(Dataset records):

◇ ◇ ◇

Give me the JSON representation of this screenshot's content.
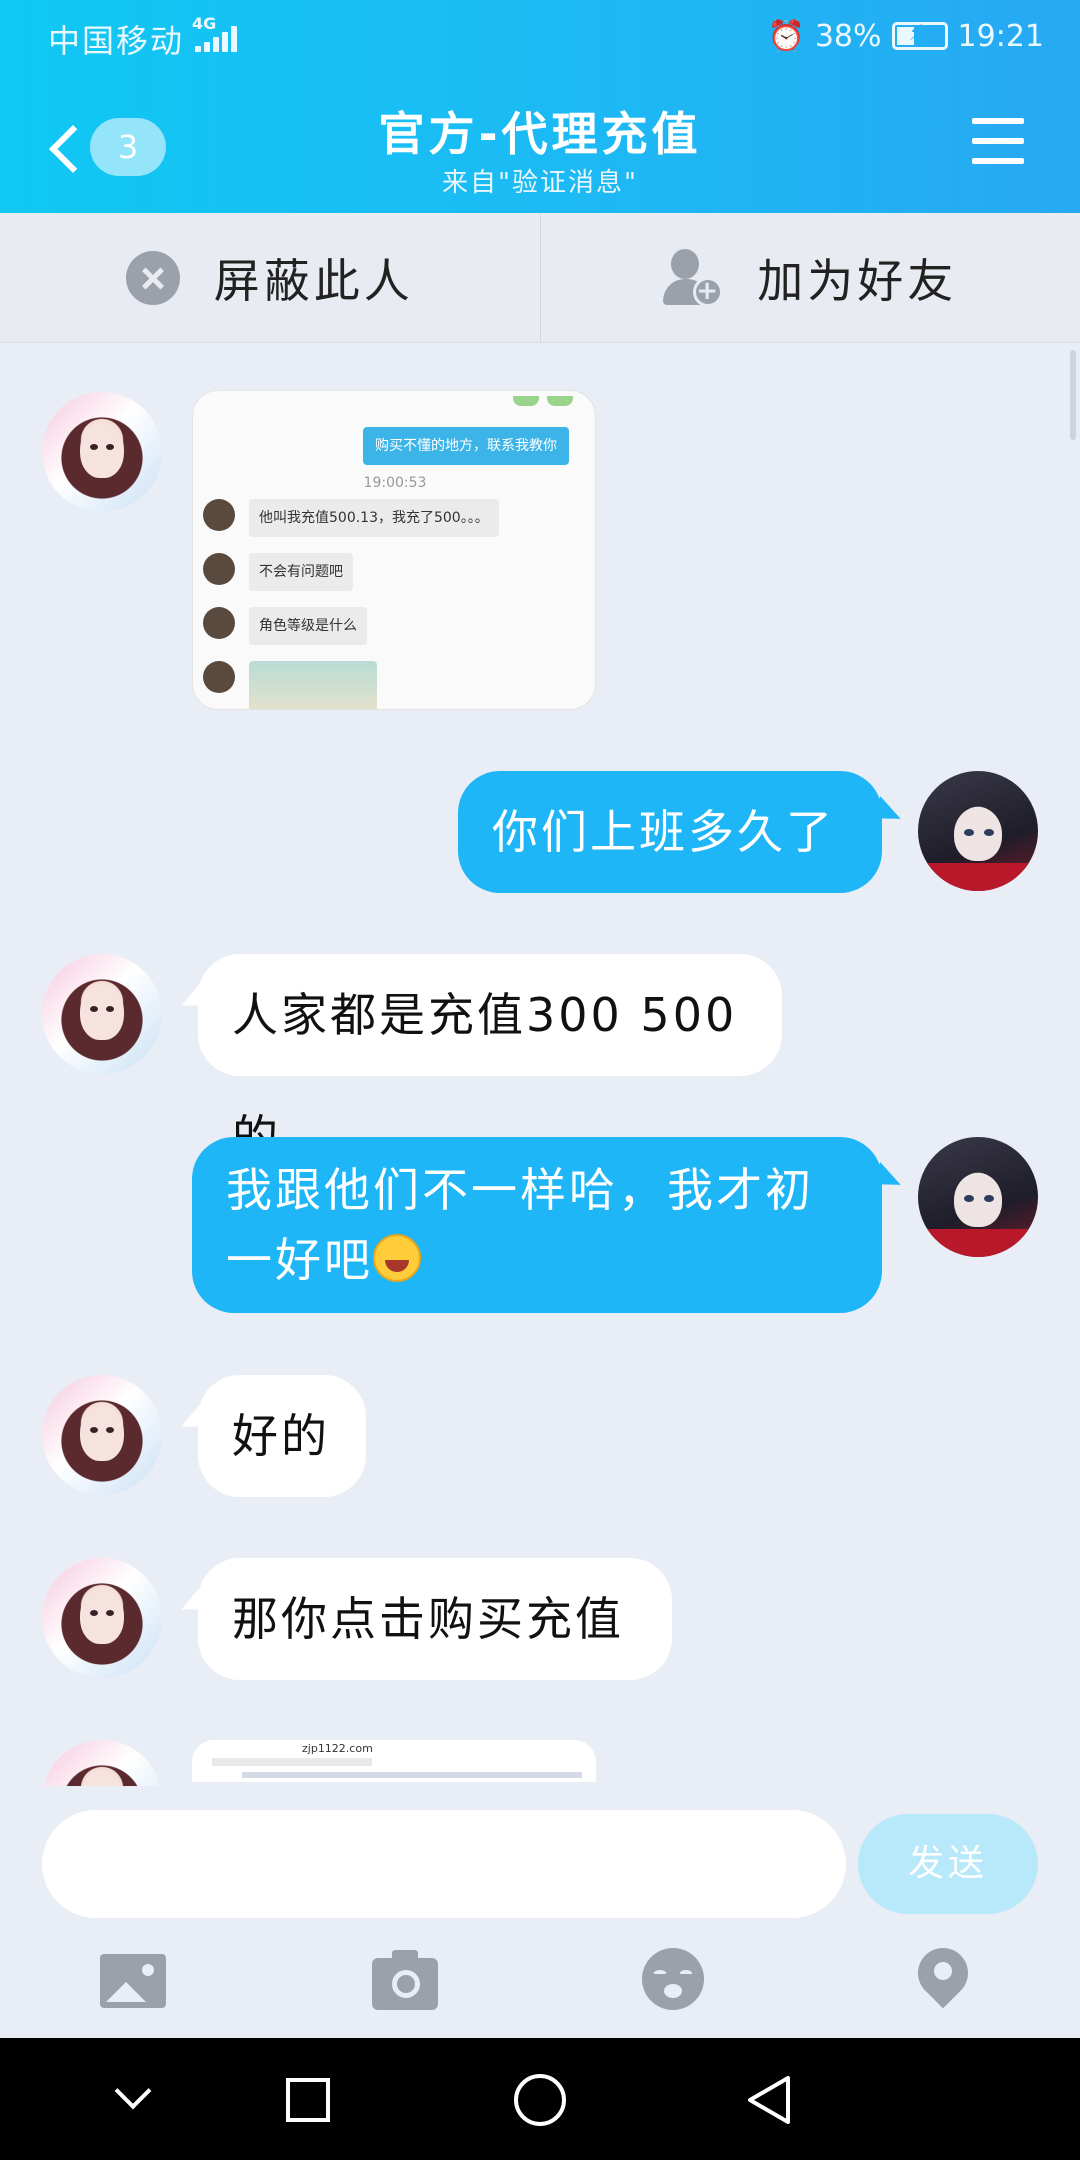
{
  "status": {
    "carrier": "中国移动",
    "network": "4G",
    "battery": "38%",
    "battery_level": 0.38,
    "time": "19:21"
  },
  "header": {
    "unread_count": "3",
    "title": "官方-代理充值",
    "subtitle": "来自\"验证消息\""
  },
  "actions": {
    "block_label": "屏蔽此人",
    "add_friend_label": "加为好友"
  },
  "image_message": {
    "top_bubble": "购买不懂的地方，联系我教你",
    "time": "19:00:53",
    "rows": [
      "他叫我充值500.13，我充了500。。。",
      "不会有问题吧",
      "角色等级是什么"
    ]
  },
  "messages": [
    {
      "side": "out",
      "text": "你们上班多久了"
    },
    {
      "side": "in",
      "text": "人家都是充值300 500的"
    },
    {
      "side": "out",
      "text": "我跟他们不一样哈，我才初一好吧"
    },
    {
      "side": "in",
      "text": "好的"
    },
    {
      "side": "in",
      "text": "那你点击购买充值"
    }
  ],
  "image_message_2": {
    "url": "zjp1122.com"
  },
  "input": {
    "value": "",
    "send_label": "发送"
  },
  "toolbar": {
    "icons": [
      "image-icon",
      "camera-icon",
      "emoji-icon",
      "location-icon"
    ]
  },
  "nav": {
    "icons": [
      "hide-keyboard-icon",
      "recent-apps-icon",
      "home-icon",
      "back-icon"
    ]
  },
  "colors": {
    "header": "#1db9f4",
    "out_bubble": "#1eb6f6",
    "in_bubble": "#ffffff",
    "send_button": "#b7e9fb"
  }
}
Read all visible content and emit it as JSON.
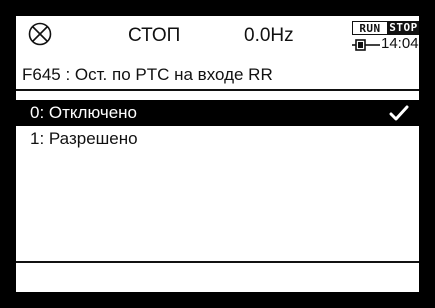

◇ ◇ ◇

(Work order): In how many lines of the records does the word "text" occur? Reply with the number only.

(Answer box): 5